Task item ▸ In the entries that follow, how many lines contain the word "AMERICA"? Answer with the number only.

Data records for software interfaces ▸
=== Begin Enclosure ===
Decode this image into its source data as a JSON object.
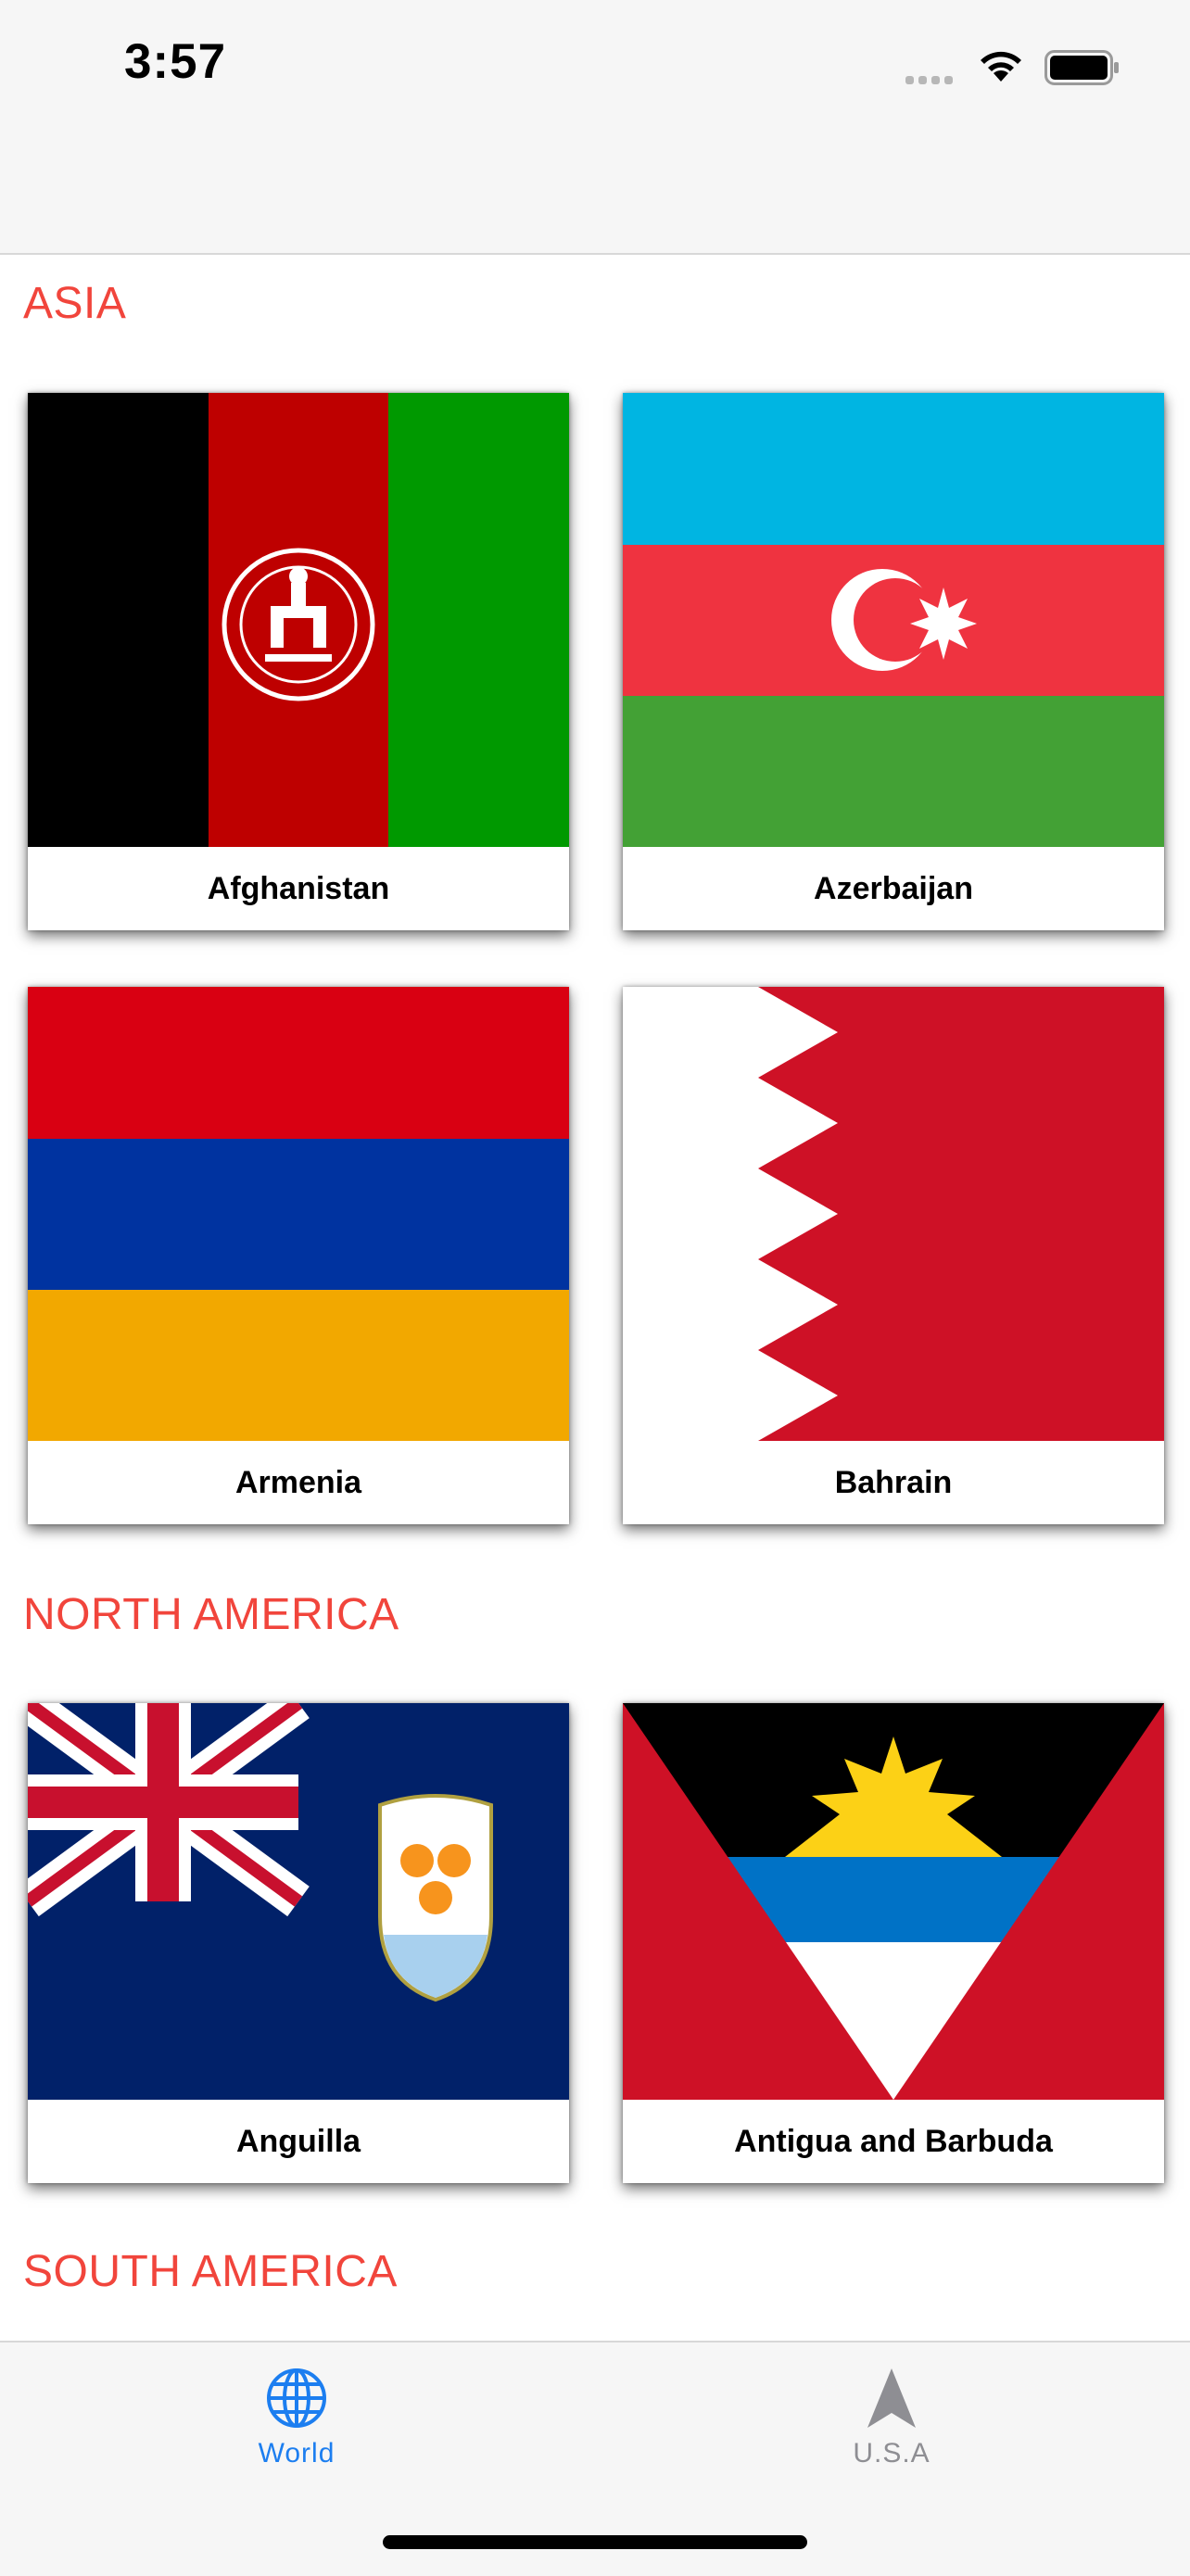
{
  "status_bar": {
    "time": "3:57"
  },
  "sections": [
    {
      "title": "ASIA",
      "countries": [
        "Afghanistan",
        "Azerbaijan",
        "Armenia",
        "Bahrain"
      ]
    },
    {
      "title": "NORTH AMERICA",
      "countries": [
        "Anguilla",
        "Antigua and Barbuda"
      ]
    },
    {
      "title": "SOUTH AMERICA"
    }
  ],
  "tabbar": {
    "items": [
      {
        "label": "World",
        "icon": "globe-icon",
        "selected": true
      },
      {
        "label": "U.S.A",
        "icon": "navigation-arrow-icon",
        "selected": false
      }
    ]
  },
  "colors": {
    "accent": "#1c7ef0",
    "section_title": "#f1453c",
    "inactive_tab": "#8e8e93"
  }
}
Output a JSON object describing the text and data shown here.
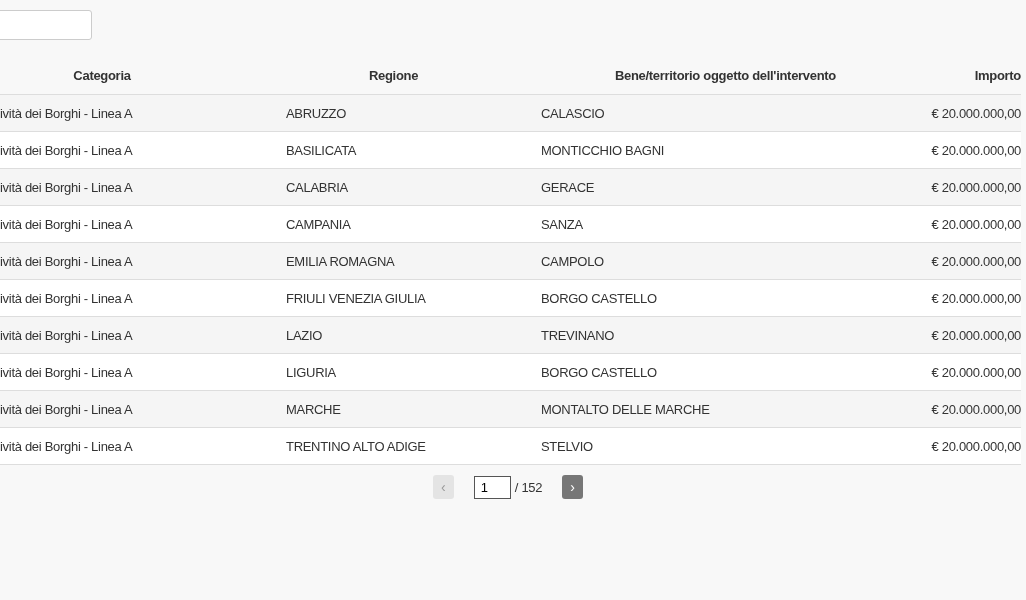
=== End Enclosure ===
Output for this exercise ▸ 2